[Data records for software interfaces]
______________________________
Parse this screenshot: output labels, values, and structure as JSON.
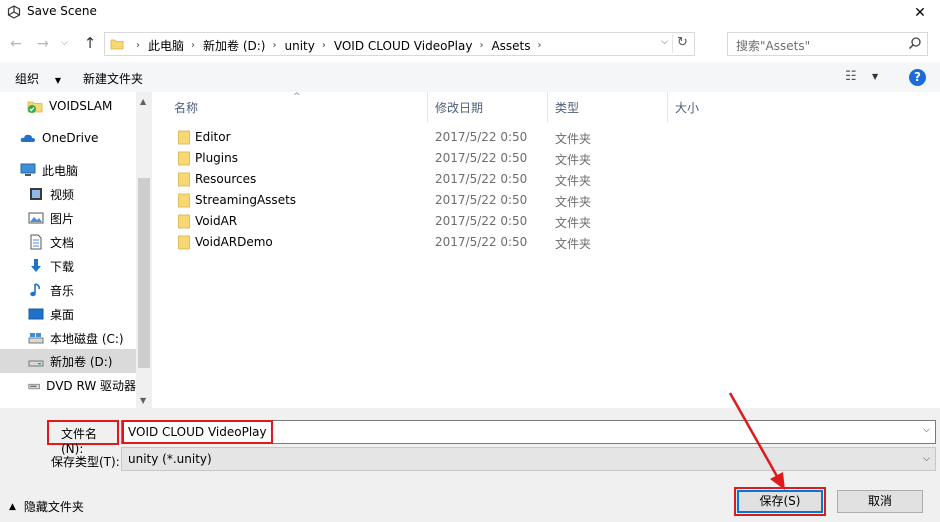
{
  "window": {
    "title": "Save Scene",
    "close_glyph": "✕"
  },
  "nav": {
    "back_glyph": "←",
    "forward_glyph": "→",
    "recent_glyph": "⌵",
    "up_glyph": "↑",
    "breadcrumbs": [
      "此电脑",
      "新加卷 (D:)",
      "unity",
      "VOID CLOUD VideoPlay",
      "Assets"
    ],
    "crumb_separator": "›",
    "dropdown_glyph": "⌵",
    "refresh_glyph": "↻",
    "search_placeholder": "搜索\"Assets\""
  },
  "toolbar": {
    "organize_label": "组织",
    "organize_caret": "▼",
    "new_folder_label": "新建文件夹",
    "views_glyph": "☷",
    "views_caret": "▼",
    "help_glyph": "?"
  },
  "sidebar": {
    "items": [
      {
        "label": "VOIDSLAM",
        "icon": "folder-check-icon"
      },
      {
        "label": "OneDrive",
        "icon": "cloud-icon"
      },
      {
        "label": "此电脑",
        "icon": "computer-icon"
      },
      {
        "label": "视频",
        "icon": "video-icon"
      },
      {
        "label": "图片",
        "icon": "pictures-icon"
      },
      {
        "label": "文档",
        "icon": "documents-icon"
      },
      {
        "label": "下载",
        "icon": "download-icon"
      },
      {
        "label": "音乐",
        "icon": "music-icon"
      },
      {
        "label": "桌面",
        "icon": "desktop-icon"
      },
      {
        "label": "本地磁盘 (C:)",
        "icon": "drive-icon"
      },
      {
        "label": "新加卷 (D:)",
        "icon": "drive-icon",
        "selected": true
      },
      {
        "label": "DVD RW 驱动器",
        "icon": "dvd-icon"
      }
    ],
    "scroll_up_glyph": "▲",
    "scroll_down_glyph": "▼"
  },
  "filelist": {
    "columns": [
      "名称",
      "修改日期",
      "类型",
      "大小"
    ],
    "sort_glyph": "^",
    "rows": [
      {
        "name": "Editor",
        "date": "2017/5/22 0:50",
        "type": "文件夹"
      },
      {
        "name": "Plugins",
        "date": "2017/5/22 0:50",
        "type": "文件夹"
      },
      {
        "name": "Resources",
        "date": "2017/5/22 0:50",
        "type": "文件夹"
      },
      {
        "name": "StreamingAssets",
        "date": "2017/5/22 0:50",
        "type": "文件夹"
      },
      {
        "name": "VoidAR",
        "date": "2017/5/22 0:50",
        "type": "文件夹"
      },
      {
        "name": "VoidARDemo",
        "date": "2017/5/22 0:50",
        "type": "文件夹"
      }
    ]
  },
  "form": {
    "filename_label": "文件名(N):",
    "filename_value": "VOID CLOUD VideoPlay",
    "filetype_label": "保存类型(T):",
    "filetype_value": "unity (*.unity)",
    "dropdown_glyph": "⌵"
  },
  "footer": {
    "hide_folders_caret": "▲",
    "hide_folders_label": "隐藏文件夹",
    "save_label": "保存(S)",
    "cancel_label": "取消"
  },
  "colors": {
    "accent": "#0078d7",
    "annotation": "#e01a1a",
    "folder": "#f8d775"
  }
}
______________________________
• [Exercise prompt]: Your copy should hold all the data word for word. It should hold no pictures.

• [Output]:
Parse this screenshot: output labels, values, and structure as JSON.
{
  "window": {
    "title": "Save Scene",
    "close_glyph": "✕"
  },
  "nav": {
    "back_glyph": "←",
    "forward_glyph": "→",
    "recent_glyph": "⌵",
    "up_glyph": "↑",
    "breadcrumbs": [
      "此电脑",
      "新加卷 (D:)",
      "unity",
      "VOID CLOUD VideoPlay",
      "Assets"
    ],
    "crumb_separator": "›",
    "dropdown_glyph": "⌵",
    "refresh_glyph": "↻",
    "search_placeholder": "搜索\"Assets\""
  },
  "toolbar": {
    "organize_label": "组织",
    "organize_caret": "▼",
    "new_folder_label": "新建文件夹",
    "views_glyph": "☷",
    "views_caret": "▼",
    "help_glyph": "?"
  },
  "sidebar": {
    "items": [
      {
        "label": "VOIDSLAM",
        "icon": "folder-check-icon"
      },
      {
        "label": "OneDrive",
        "icon": "cloud-icon"
      },
      {
        "label": "此电脑",
        "icon": "computer-icon"
      },
      {
        "label": "视频",
        "icon": "video-icon"
      },
      {
        "label": "图片",
        "icon": "pictures-icon"
      },
      {
        "label": "文档",
        "icon": "documents-icon"
      },
      {
        "label": "下载",
        "icon": "download-icon"
      },
      {
        "label": "音乐",
        "icon": "music-icon"
      },
      {
        "label": "桌面",
        "icon": "desktop-icon"
      },
      {
        "label": "本地磁盘 (C:)",
        "icon": "drive-icon"
      },
      {
        "label": "新加卷 (D:)",
        "icon": "drive-icon",
        "selected": true
      },
      {
        "label": "DVD RW 驱动器",
        "icon": "dvd-icon"
      }
    ],
    "scroll_up_glyph": "▲",
    "scroll_down_glyph": "▼"
  },
  "filelist": {
    "columns": [
      "名称",
      "修改日期",
      "类型",
      "大小"
    ],
    "sort_glyph": "^",
    "rows": [
      {
        "name": "Editor",
        "date": "2017/5/22 0:50",
        "type": "文件夹"
      },
      {
        "name": "Plugins",
        "date": "2017/5/22 0:50",
        "type": "文件夹"
      },
      {
        "name": "Resources",
        "date": "2017/5/22 0:50",
        "type": "文件夹"
      },
      {
        "name": "StreamingAssets",
        "date": "2017/5/22 0:50",
        "type": "文件夹"
      },
      {
        "name": "VoidAR",
        "date": "2017/5/22 0:50",
        "type": "文件夹"
      },
      {
        "name": "VoidARDemo",
        "date": "2017/5/22 0:50",
        "type": "文件夹"
      }
    ]
  },
  "form": {
    "filename_label": "文件名(N):",
    "filename_value": "VOID CLOUD VideoPlay",
    "filetype_label": "保存类型(T):",
    "filetype_value": "unity (*.unity)",
    "dropdown_glyph": "⌵"
  },
  "footer": {
    "hide_folders_caret": "▲",
    "hide_folders_label": "隐藏文件夹",
    "save_label": "保存(S)",
    "cancel_label": "取消"
  },
  "colors": {
    "accent": "#0078d7",
    "annotation": "#e01a1a",
    "folder": "#f8d775"
  }
}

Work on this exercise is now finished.